(ABOUT THIS TASK):
Would you repeat each line below exactly, without the pictures?

[Items from an interface collection]

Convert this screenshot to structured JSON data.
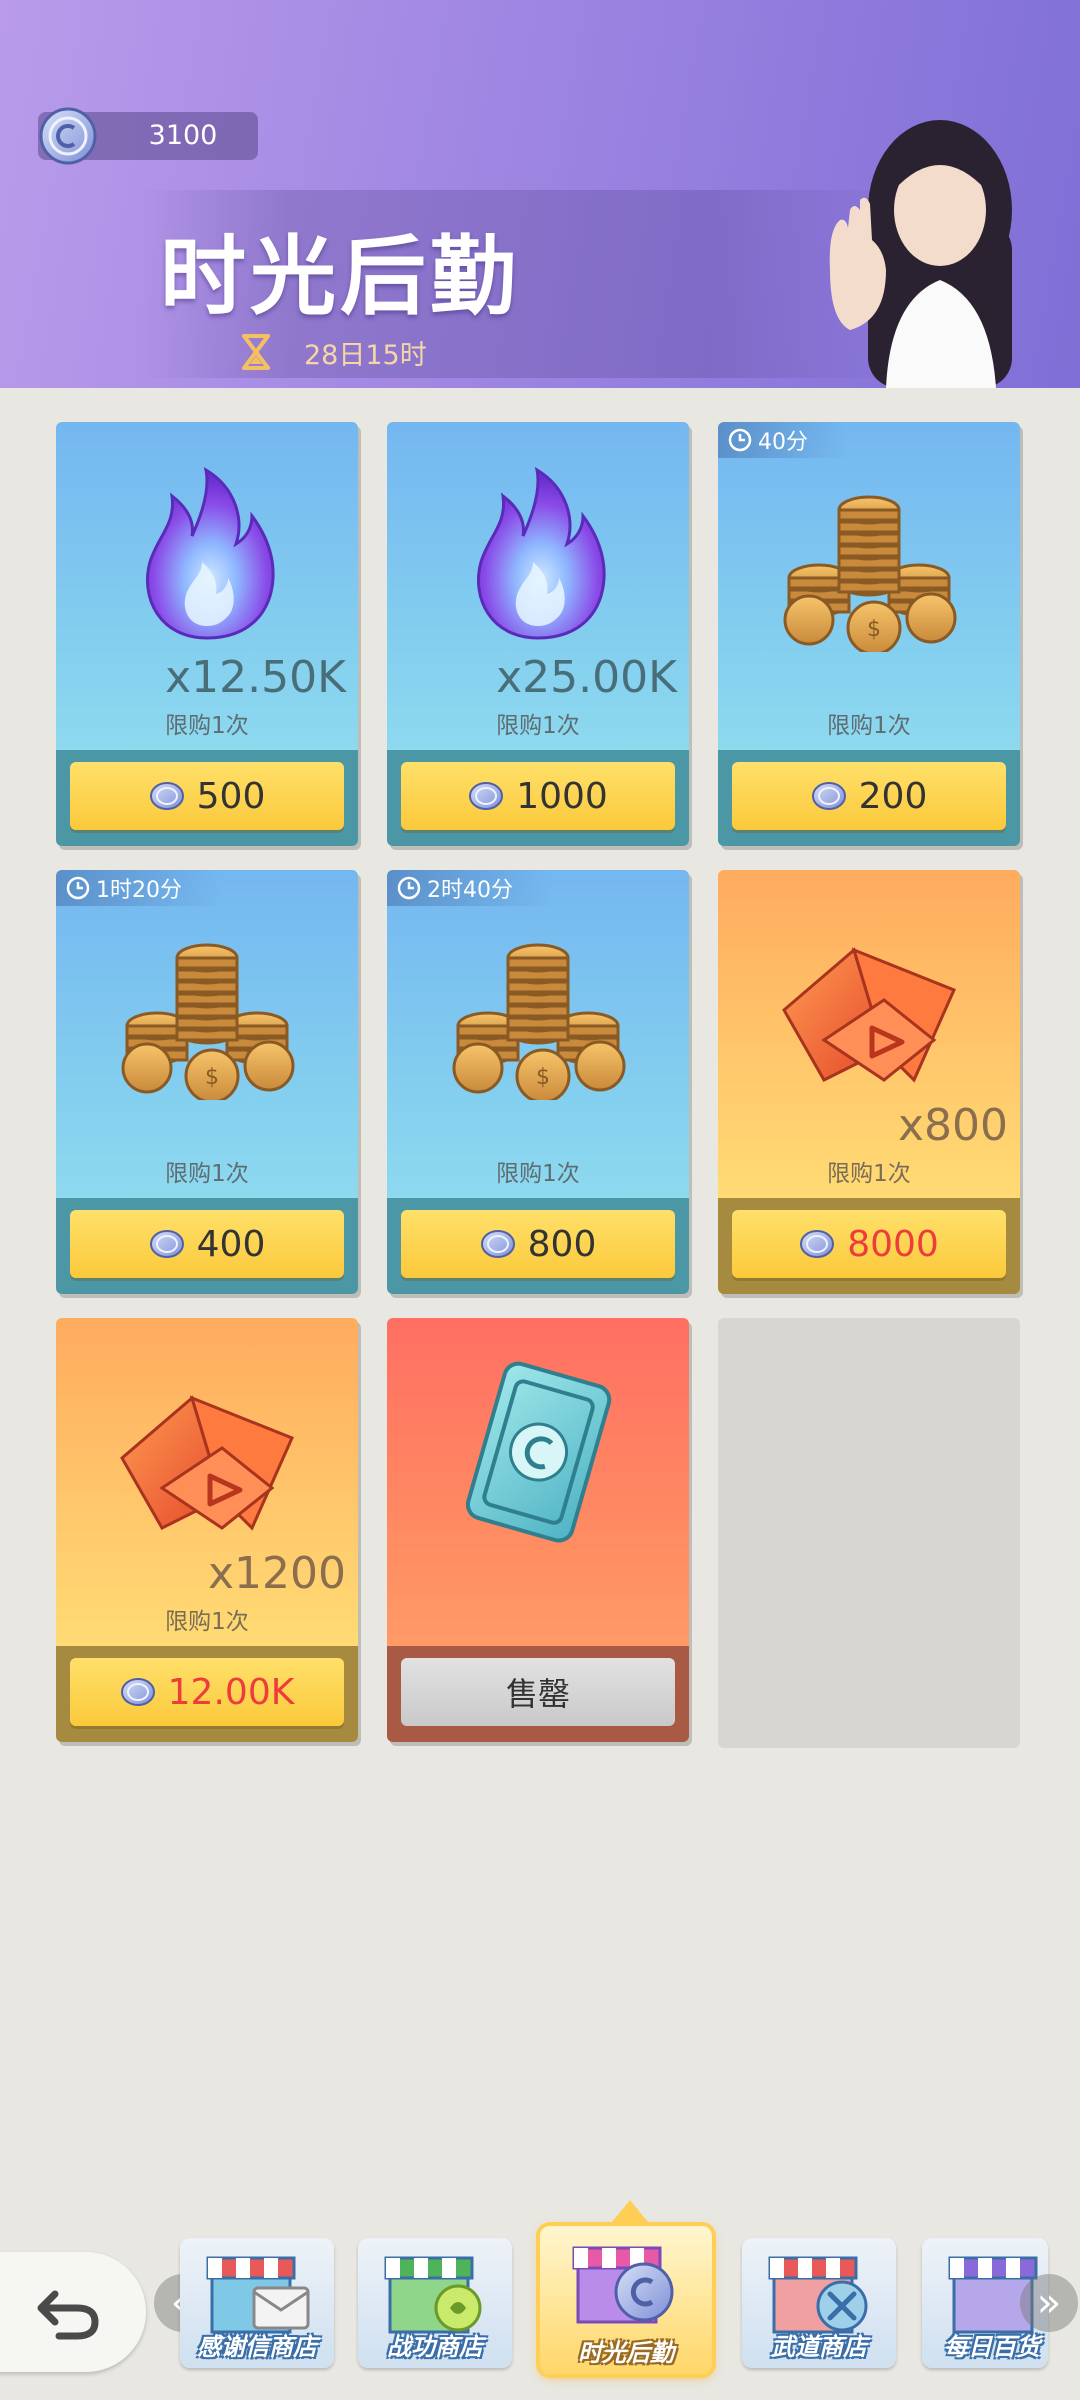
{
  "header": {
    "currency_amount": "3100",
    "title": "时光后勤",
    "timer": "28日15时"
  },
  "items": [
    {
      "quantity": "x12.50K",
      "limit": "限购1次",
      "price": "500",
      "icon": "purple-flame-icon"
    },
    {
      "quantity": "x25.00K",
      "limit": "限购1次",
      "price": "1000",
      "icon": "purple-flame-icon"
    },
    {
      "time_tag": "40分",
      "limit": "限购1次",
      "price": "200",
      "icon": "gold-coins-icon"
    },
    {
      "time_tag": "1时20分",
      "limit": "限购1次",
      "price": "400",
      "icon": "gold-coins-icon"
    },
    {
      "time_tag": "2时40分",
      "limit": "限购1次",
      "price": "800",
      "icon": "gold-coins-icon"
    },
    {
      "quantity": "x800",
      "limit": "限购1次",
      "price": "8000",
      "price_color": "#ee3b3b",
      "icon": "orange-crystal-icon"
    },
    {
      "quantity": "x1200",
      "limit": "限购1次",
      "price": "12.00K",
      "price_color": "#ee3b3b",
      "icon": "orange-crystal-icon"
    },
    {
      "soldout_label": "售罄",
      "icon": "blue-card-icon"
    }
  ],
  "nav": {
    "tabs": [
      {
        "label": "感谢信商店",
        "icon": "letter-shop-icon"
      },
      {
        "label": "战功商店",
        "icon": "merit-shop-icon"
      },
      {
        "label": "时光后勤",
        "icon": "time-shop-icon",
        "active": true
      },
      {
        "label": "武道商店",
        "icon": "martial-shop-icon"
      },
      {
        "label": "每日百货",
        "icon": "daily-shop-icon"
      }
    ]
  },
  "colors": {
    "header_start": "#b99bea",
    "header_end": "#7f6fd6",
    "price_button": "#fbc93b",
    "expensive_price": "#ee3b3b"
  }
}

(RESPONSE TO THE TASK):
Convert this screenshot to structured JSON data.
{
  "header": {
    "currency_amount": "3100",
    "title": "时光后勤",
    "timer": "28日15时"
  },
  "items": [
    {
      "quantity": "x12.50K",
      "limit": "限购1次",
      "price": "500",
      "icon": "purple-flame-icon"
    },
    {
      "quantity": "x25.00K",
      "limit": "限购1次",
      "price": "1000",
      "icon": "purple-flame-icon"
    },
    {
      "time_tag": "40分",
      "limit": "限购1次",
      "price": "200",
      "icon": "gold-coins-icon"
    },
    {
      "time_tag": "1时20分",
      "limit": "限购1次",
      "price": "400",
      "icon": "gold-coins-icon"
    },
    {
      "time_tag": "2时40分",
      "limit": "限购1次",
      "price": "800",
      "icon": "gold-coins-icon"
    },
    {
      "quantity": "x800",
      "limit": "限购1次",
      "price": "8000",
      "price_color": "#ee3b3b",
      "icon": "orange-crystal-icon"
    },
    {
      "quantity": "x1200",
      "limit": "限购1次",
      "price": "12.00K",
      "price_color": "#ee3b3b",
      "icon": "orange-crystal-icon"
    },
    {
      "soldout_label": "售罄",
      "icon": "blue-card-icon"
    }
  ],
  "nav": {
    "tabs": [
      {
        "label": "感谢信商店",
        "icon": "letter-shop-icon"
      },
      {
        "label": "战功商店",
        "icon": "merit-shop-icon"
      },
      {
        "label": "时光后勤",
        "icon": "time-shop-icon",
        "active": true
      },
      {
        "label": "武道商店",
        "icon": "martial-shop-icon"
      },
      {
        "label": "每日百货",
        "icon": "daily-shop-icon"
      }
    ]
  },
  "colors": {
    "header_start": "#b99bea",
    "header_end": "#7f6fd6",
    "price_button": "#fbc93b",
    "expensive_price": "#ee3b3b"
  }
}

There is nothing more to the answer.